Search

BOOST YOUR HAPPINESS SET POINT WITH A PERSONAL MOTTO


Is there a thought that you find pops up in your brain over and over again? Most of us have a few, and often, they're negative; they don't make you feel good. Frequent ones I see include:

  • What else is going to go wrong?

  • I’m so tired.

  • I don’t want to ...

  • I hate ….

  • Ugh

  • This is the worst.

  • This should be different.

It makes sense that we have frequent negative thoughts: our brains are programmed to look for the negative. But these common thoughts drain us of our energy; they can literally suck the life out of us.


One game I like to play with my clients to help open up their minds to what’s possible is the circumstance game. Here’s how you play:


1) Choose one thought that you would LIKE to keep coming up for you, kind of like a motto that you think over and over again.


My coach Jody Moore’s is: "This is going to be fun."


How would it be to just decide everything is fun? In what way would that change how you experience your life?


Mine is: "Everything is perfect exactly as it is right now."


I’ve seen other people use:

  • "I’m living in the moment."

  • "Everything is rigged in my favor."

  • "I have everything I need."


2) AFTER you’ve chosen your motto, test yourself with different circumstances and see if you can find a way to make your motto true.


Here are some circumstances to think about:

  • What if I’m stuck in traffic? How can I make my motto true?

  • What if my child told me they hated me? How can I make my motto true?

  • What if the “wrong” presidential candidate just won the election. How can I make my motto true?

  • What if I just got diagnosed with cancer? How can I make my motto true?


I want to be really clear here: This is an exercise. A game. I am NEVER going to ask a client just barely diagnosed with cancer how they can make that fun. Do not do this to yourself with real circumstances that you are having highly emotional thoughts about. Your job in those situations is to just feel and process all the natural emotions that are coming up for you.


But can you use this exercise to expand how you think? To consider things you never have before? Can you use it to open your mind to understand that you really do create your own feelings with your thoughts?

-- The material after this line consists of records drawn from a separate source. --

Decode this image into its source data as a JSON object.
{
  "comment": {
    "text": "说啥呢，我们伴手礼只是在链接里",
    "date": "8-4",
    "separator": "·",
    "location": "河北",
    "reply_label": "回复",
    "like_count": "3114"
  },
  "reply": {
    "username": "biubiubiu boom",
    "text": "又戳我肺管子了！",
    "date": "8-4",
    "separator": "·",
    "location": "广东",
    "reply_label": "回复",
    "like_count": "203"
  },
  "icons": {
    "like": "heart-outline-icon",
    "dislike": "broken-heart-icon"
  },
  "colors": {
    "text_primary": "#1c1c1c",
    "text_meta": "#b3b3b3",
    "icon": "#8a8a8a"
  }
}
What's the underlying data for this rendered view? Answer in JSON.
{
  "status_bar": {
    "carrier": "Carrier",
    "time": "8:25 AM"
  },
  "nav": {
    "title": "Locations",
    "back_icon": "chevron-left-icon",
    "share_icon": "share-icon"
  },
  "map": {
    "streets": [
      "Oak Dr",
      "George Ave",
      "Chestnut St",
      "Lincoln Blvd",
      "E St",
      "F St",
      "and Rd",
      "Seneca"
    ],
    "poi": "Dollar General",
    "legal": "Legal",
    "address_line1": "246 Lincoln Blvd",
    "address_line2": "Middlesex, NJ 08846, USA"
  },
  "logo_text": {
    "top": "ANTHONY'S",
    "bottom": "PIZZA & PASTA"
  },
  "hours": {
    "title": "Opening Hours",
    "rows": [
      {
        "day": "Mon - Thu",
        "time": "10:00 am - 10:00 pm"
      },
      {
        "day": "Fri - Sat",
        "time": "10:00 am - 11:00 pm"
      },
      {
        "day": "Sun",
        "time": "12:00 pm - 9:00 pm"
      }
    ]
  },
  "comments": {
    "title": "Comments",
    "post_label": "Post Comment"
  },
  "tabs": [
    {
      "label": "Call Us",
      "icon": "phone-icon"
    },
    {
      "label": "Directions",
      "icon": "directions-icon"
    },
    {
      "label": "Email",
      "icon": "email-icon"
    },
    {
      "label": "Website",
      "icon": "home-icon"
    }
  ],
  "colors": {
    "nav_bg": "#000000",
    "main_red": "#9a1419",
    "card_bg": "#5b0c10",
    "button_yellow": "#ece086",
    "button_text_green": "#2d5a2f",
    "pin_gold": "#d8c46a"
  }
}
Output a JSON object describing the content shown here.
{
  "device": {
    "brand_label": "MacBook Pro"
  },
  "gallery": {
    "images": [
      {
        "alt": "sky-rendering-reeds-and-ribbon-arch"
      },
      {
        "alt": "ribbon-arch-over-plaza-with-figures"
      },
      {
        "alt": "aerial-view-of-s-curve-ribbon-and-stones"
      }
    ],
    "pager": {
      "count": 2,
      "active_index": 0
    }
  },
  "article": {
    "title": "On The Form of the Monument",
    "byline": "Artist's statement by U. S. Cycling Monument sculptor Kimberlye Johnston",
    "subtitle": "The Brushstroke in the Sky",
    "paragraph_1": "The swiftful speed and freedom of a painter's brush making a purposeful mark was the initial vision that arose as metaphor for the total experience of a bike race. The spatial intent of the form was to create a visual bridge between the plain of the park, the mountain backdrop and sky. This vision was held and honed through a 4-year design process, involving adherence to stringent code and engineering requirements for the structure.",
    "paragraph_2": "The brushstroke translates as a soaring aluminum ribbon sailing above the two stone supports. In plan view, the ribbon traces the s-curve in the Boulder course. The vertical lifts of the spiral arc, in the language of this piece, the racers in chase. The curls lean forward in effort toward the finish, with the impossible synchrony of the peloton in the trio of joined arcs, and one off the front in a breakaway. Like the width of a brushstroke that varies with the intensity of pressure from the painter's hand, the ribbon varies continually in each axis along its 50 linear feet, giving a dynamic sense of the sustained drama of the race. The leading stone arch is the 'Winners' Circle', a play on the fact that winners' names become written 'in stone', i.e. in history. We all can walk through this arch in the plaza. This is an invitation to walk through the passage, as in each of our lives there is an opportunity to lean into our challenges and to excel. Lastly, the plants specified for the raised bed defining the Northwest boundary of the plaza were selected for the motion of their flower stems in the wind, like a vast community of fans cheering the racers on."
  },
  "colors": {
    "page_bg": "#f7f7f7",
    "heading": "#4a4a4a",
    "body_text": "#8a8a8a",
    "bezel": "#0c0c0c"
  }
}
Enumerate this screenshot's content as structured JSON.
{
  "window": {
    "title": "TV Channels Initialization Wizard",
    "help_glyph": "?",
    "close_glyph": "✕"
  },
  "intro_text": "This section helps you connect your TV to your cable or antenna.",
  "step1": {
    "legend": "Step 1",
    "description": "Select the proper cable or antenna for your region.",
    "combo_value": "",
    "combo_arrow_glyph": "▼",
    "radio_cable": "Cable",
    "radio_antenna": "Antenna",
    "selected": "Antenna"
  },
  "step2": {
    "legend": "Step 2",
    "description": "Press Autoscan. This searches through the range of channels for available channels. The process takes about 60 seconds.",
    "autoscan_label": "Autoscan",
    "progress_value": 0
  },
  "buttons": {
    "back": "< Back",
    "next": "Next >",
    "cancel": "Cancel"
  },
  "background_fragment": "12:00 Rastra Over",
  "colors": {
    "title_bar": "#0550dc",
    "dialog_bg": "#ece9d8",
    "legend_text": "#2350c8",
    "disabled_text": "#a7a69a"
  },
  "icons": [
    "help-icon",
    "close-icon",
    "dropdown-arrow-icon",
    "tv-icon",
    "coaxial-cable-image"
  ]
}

Let me show you how I might do this with my favorite thought: "Everything is perfect exactly how it is right now."


If I’m stuck in traffic I might think about how I get extra time to call my daughter or listen to my favorite podcast. I might think about how I'll have to endure less of the boring meeting I am headed to or how my husband will have completed all the bedtime chores by the time I get home.


If my child just said “I hate you,” I might think about how this is actually a very normal part of human development, and my child is right on track. I might see it as an opportunity to take a break and then come back and connect to my child with more love. I might think about how I know my child loves me; children say "I hate you" when they have big feelings they don’t know how to deal with properly. I can help my child learn how to communicate their feelings after we’ve all had a chance to calm down.


If the "wrong" candidate just won the presidential election, I might think about the qualities they DO have that will be great for the country. I might wonder if this election could arouse greater demand for change. Could this election make it more likely that congress falls my way during the next election?

If I was just diagnosed with cancer I might wonder what I might learn from the experience, how it might help me become more compassionate or learn how to better serve other people. I might think about how I get to take a break from my volunteer PTA job or get lots of downtime to rest and watch some Netflix. I might even think about how I'm going to die exactly when I'm supposed to.


If I was diagnosed with cancer, I might think about how I no longer have to do that PTA job I hate, or all the things I might learn from the fight with cancer. It might make me more resilient or more compassionate, better equipped to serve others. I might think about how I will die at exactly the right time for me.


These are MY thoughts -- ones that work for me. They might not work for you, but can you find some that do for the motto YOU chose?


This exercise is not meant to teach you how to think positively all the time -- we don't want to think positively all the time. It's meant to teach you the power of your thoughts and the power of reframing situations when the time is right. As you practice, you may be able to bump up your personal happiness set point just a bit as you learn to live more authentically from your chosen motto.


I’m writing this post on an airplane, and I've been watching one of the flight attendants as she travels up and down the aisles. When I got on the plane, she greeted me with a huge, warm smile, spoke to me with genuine curiosity, offered to get me extra snacks, and seemed excited and happy to be doing her job.


When I went back to the restroom a few minutes ago, she clapped her hands and said “You’re so lucky! Both restrooms are open!” And when I went toward the one on the left she stopped me.


“Oh no,” she said. “You want the one on the right! It has a window! This is the only airplane model in the fleet with a window in the bathroom. You don’t want to miss it!”


I adore this woman. I want to hang out with her to see if some of her happiness can rub off on me. I don’t know if she has really thought about a personal motto – a thought that just keeps popping up in her mind -- but if I had to guess hers it would probably be something like:


“It’s all so wonderful!”


That would be an amazing thought to live by.

29 views0 comments